▶ **What the task asks**:
Search the data for the word "disponibile" and copy out every line that has it.
Source information: Begin
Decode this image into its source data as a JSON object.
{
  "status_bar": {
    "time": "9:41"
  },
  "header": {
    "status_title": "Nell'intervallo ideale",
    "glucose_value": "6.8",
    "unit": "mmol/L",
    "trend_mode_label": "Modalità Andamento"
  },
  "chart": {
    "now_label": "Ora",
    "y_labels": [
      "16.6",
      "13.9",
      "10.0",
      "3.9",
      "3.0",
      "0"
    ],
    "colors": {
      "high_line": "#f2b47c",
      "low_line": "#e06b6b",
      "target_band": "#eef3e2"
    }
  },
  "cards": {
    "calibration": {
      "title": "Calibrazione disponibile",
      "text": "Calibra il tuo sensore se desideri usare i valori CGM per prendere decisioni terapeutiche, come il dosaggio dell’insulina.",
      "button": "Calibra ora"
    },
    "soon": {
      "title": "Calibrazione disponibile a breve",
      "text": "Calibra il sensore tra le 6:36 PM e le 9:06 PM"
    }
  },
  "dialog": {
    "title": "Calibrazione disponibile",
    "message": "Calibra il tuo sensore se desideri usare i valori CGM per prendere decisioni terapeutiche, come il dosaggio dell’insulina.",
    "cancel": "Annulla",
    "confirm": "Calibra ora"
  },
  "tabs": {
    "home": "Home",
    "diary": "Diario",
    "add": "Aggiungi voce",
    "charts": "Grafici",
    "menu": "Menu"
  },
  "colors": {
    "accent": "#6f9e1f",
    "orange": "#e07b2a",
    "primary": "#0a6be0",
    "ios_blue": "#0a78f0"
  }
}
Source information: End
▶ **Solution below**:
      "title": "Calibrazione disponibile",
      "title": "Calibrazione disponibile a breve",
    "title": "Calibrazione disponibile",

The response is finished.